» **Dataset excerpts**:
»»
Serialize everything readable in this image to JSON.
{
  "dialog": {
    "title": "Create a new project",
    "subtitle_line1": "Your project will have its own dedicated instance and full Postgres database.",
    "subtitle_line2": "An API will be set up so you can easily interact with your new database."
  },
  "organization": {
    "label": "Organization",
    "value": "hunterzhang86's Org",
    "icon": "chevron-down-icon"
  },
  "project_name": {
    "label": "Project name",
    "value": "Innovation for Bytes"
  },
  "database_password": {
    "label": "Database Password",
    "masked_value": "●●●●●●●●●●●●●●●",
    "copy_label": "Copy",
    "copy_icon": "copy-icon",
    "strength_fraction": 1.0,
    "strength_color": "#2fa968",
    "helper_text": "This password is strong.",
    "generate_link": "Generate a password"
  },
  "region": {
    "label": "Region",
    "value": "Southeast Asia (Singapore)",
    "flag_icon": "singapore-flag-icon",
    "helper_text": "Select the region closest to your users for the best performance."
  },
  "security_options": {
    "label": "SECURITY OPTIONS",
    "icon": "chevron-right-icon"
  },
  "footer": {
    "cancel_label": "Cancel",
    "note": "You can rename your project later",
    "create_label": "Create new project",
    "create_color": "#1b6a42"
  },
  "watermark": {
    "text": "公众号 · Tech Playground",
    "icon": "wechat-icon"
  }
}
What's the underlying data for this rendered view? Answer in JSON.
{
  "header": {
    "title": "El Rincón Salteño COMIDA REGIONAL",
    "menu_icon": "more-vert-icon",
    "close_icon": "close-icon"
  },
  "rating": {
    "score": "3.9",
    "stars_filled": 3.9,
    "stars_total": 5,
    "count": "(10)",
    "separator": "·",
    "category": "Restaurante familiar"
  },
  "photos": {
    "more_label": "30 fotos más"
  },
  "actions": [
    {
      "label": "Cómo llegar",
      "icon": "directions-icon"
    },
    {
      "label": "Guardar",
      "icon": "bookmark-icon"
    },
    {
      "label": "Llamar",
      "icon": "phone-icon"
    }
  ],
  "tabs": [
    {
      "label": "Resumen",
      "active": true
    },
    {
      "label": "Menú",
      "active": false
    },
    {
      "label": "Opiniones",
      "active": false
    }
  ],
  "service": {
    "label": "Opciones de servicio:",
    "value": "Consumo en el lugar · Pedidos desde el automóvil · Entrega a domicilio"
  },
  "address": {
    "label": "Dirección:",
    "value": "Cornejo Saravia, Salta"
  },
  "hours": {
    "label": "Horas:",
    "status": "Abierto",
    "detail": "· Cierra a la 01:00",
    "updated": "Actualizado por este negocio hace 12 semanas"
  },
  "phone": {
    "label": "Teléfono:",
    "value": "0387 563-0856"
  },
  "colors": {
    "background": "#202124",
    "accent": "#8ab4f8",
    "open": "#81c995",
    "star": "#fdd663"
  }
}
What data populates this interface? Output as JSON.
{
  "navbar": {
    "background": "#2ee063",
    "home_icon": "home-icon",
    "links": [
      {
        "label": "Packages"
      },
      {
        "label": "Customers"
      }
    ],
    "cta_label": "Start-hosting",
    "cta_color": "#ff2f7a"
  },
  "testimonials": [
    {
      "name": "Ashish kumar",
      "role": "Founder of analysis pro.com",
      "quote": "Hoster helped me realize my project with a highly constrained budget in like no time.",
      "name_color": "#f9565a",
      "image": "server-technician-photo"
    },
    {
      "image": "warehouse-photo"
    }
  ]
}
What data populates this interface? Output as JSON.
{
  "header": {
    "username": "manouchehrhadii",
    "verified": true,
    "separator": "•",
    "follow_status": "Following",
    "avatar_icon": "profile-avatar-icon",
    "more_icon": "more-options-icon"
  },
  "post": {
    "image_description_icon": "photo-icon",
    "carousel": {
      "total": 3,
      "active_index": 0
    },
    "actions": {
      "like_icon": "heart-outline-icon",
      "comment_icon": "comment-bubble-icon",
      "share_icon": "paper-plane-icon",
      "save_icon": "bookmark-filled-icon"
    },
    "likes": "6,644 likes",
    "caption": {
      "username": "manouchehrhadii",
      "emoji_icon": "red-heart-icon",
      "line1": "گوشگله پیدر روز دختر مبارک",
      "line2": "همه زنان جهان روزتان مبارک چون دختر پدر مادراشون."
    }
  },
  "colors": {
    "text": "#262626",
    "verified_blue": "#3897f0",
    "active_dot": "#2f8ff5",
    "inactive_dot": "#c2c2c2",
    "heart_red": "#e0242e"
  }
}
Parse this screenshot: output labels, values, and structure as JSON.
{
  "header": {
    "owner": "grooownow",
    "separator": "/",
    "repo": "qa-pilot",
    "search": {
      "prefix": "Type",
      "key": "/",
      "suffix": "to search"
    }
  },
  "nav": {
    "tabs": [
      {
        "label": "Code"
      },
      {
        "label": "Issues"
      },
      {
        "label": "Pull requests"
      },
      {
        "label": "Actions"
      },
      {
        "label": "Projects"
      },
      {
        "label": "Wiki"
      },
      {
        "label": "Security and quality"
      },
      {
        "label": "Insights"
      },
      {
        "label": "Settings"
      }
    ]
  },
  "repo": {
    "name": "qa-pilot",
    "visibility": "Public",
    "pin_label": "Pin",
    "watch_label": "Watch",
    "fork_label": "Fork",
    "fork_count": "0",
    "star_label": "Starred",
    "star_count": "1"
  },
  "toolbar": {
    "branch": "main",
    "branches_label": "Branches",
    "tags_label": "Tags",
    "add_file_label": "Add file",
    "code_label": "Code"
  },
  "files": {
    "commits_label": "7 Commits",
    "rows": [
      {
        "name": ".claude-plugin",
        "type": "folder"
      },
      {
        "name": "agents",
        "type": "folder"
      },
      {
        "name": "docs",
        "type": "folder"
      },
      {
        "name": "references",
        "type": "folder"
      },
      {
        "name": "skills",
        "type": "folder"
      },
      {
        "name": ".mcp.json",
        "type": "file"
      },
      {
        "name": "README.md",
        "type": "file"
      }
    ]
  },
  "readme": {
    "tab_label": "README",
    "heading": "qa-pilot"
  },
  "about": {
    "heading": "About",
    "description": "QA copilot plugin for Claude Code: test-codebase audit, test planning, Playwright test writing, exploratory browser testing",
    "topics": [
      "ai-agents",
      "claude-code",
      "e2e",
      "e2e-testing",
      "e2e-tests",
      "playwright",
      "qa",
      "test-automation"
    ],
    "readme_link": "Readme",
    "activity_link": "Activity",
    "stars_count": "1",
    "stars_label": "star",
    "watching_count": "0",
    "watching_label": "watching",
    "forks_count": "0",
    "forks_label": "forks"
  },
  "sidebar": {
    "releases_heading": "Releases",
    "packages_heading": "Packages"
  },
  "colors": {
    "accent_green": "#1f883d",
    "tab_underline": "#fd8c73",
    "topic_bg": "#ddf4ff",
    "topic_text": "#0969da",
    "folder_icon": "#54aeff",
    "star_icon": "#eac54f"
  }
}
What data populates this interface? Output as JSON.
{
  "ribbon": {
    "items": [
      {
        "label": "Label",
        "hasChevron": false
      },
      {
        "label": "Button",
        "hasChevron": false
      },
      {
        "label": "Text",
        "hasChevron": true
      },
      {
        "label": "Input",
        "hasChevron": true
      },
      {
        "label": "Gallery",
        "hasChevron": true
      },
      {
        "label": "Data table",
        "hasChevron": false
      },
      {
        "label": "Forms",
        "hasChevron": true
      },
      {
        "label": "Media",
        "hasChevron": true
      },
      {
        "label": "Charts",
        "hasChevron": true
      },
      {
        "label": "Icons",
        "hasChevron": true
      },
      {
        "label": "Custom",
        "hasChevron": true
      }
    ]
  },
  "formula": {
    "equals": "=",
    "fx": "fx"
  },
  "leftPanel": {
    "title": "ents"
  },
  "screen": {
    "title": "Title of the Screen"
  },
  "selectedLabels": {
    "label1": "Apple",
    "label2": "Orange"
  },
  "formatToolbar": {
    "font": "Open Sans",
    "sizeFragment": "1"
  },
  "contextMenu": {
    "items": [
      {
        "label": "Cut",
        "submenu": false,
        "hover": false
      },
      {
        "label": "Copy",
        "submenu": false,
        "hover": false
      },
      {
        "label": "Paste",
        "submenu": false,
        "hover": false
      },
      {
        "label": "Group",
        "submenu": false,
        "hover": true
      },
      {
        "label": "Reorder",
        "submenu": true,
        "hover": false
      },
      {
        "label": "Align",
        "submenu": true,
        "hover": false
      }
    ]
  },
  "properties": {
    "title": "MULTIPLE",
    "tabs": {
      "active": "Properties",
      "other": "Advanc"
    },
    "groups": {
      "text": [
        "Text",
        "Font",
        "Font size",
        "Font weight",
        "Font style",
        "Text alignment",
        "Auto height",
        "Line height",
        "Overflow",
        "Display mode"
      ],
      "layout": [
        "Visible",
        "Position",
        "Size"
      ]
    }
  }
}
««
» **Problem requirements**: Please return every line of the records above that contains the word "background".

» **Response area**:
    "background": "#202124",
    "background": "#2ee063",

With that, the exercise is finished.